[Page and application data records]
--------------------------------------------------

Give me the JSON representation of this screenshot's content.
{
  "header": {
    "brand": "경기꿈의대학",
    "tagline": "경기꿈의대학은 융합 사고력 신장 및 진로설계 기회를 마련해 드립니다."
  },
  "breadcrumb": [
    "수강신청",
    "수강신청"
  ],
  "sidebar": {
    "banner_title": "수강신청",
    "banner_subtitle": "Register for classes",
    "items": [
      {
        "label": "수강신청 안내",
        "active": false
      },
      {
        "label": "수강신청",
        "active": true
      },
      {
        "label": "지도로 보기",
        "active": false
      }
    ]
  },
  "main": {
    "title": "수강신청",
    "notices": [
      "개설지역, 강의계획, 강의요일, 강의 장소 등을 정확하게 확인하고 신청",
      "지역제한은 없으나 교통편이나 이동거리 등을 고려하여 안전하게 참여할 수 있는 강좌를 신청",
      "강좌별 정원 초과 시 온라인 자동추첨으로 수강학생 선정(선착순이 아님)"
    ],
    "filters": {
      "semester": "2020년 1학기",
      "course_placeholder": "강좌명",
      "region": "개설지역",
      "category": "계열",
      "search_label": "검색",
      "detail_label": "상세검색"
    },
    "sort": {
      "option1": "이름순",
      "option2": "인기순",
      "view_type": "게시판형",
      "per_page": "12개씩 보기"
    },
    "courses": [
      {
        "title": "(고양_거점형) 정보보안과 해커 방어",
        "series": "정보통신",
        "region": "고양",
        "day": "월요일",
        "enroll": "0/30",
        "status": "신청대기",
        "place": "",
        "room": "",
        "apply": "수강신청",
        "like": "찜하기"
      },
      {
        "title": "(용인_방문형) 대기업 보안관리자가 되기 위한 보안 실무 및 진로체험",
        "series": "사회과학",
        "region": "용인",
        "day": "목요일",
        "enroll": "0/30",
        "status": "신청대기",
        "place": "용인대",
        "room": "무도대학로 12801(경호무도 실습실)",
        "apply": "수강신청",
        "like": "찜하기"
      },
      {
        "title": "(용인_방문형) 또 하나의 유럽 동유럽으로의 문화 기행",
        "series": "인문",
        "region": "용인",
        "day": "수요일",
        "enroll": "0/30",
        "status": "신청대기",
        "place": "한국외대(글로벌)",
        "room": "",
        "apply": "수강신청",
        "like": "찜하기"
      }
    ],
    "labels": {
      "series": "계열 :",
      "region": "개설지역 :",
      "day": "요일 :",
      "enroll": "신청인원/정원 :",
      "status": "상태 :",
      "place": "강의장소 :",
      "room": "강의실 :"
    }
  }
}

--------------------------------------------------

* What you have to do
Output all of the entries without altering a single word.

* Task output
Give me the JSON representation of this screenshot's content.
{
  "header": {
    "brand": "경기꿈의대학",
    "tagline": "경기꿈의대학은 융합 사고력 신장 및 진로설계 기회를 마련해 드립니다."
  },
  "breadcrumb": [
    "수강신청",
    "수강신청"
  ],
  "sidebar": {
    "banner_title": "수강신청",
    "banner_subtitle": "Register for classes",
    "items": [
      {
        "label": "수강신청 안내",
        "active": false
      },
      {
        "label": "수강신청",
        "active": true
      },
      {
        "label": "지도로 보기",
        "active": false
      }
    ]
  },
  "main": {
    "title": "수강신청",
    "notices": [
      "개설지역, 강의계획, 강의요일, 강의 장소 등을 정확하게 확인하고 신청",
      "지역제한은 없으나 교통편이나 이동거리 등을 고려하여 안전하게 참여할 수 있는 강좌를 신청",
      "강좌별 정원 초과 시 온라인 자동추첨으로 수강학생 선정(선착순이 아님)"
    ],
    "filters": {
      "semester": "2020년 1학기",
      "course_placeholder": "강좌명",
      "region": "개설지역",
      "category": "계열",
      "search_label": "검색",
      "detail_label": "상세검색"
    },
    "sort": {
      "option1": "이름순",
      "option2": "인기순",
      "view_type": "게시판형",
      "per_page": "12개씩 보기"
    },
    "courses": [
      {
        "title": "(고양_거점형) 정보보안과 해커 방어",
        "series": "정보통신",
        "region": "고양",
        "day": "월요일",
        "enroll": "0/30",
        "status": "신청대기",
        "place": "",
        "room": "",
        "apply": "수강신청",
        "like": "찜하기"
      },
      {
        "title": "(용인_방문형) 대기업 보안관리자가 되기 위한 보안 실무 및 진로체험",
        "series": "사회과학",
        "region": "용인",
        "day": "목요일",
        "enroll": "0/30",
        "status": "신청대기",
        "place": "용인대",
        "room": "무도대학로 12801(경호무도 실습실)",
        "apply": "수강신청",
        "like": "찜하기"
      },
      {
        "title": "(용인_방문형) 또 하나의 유럽 동유럽으로의 문화 기행",
        "series": "인문",
        "region": "용인",
        "day": "수요일",
        "enroll": "0/30",
        "status": "신청대기",
        "place": "한국외대(글로벌)",
        "room": "",
        "apply": "수강신청",
        "like": "찜하기"
      }
    ],
    "labels": {
      "series": "계열 :",
      "region": "개설지역 :",
      "day": "요일 :",
      "enroll": "신청인원/정원 :",
      "status": "상태 :",
      "place": "강의장소 :",
      "room": "강의실 :"
    }
  }
}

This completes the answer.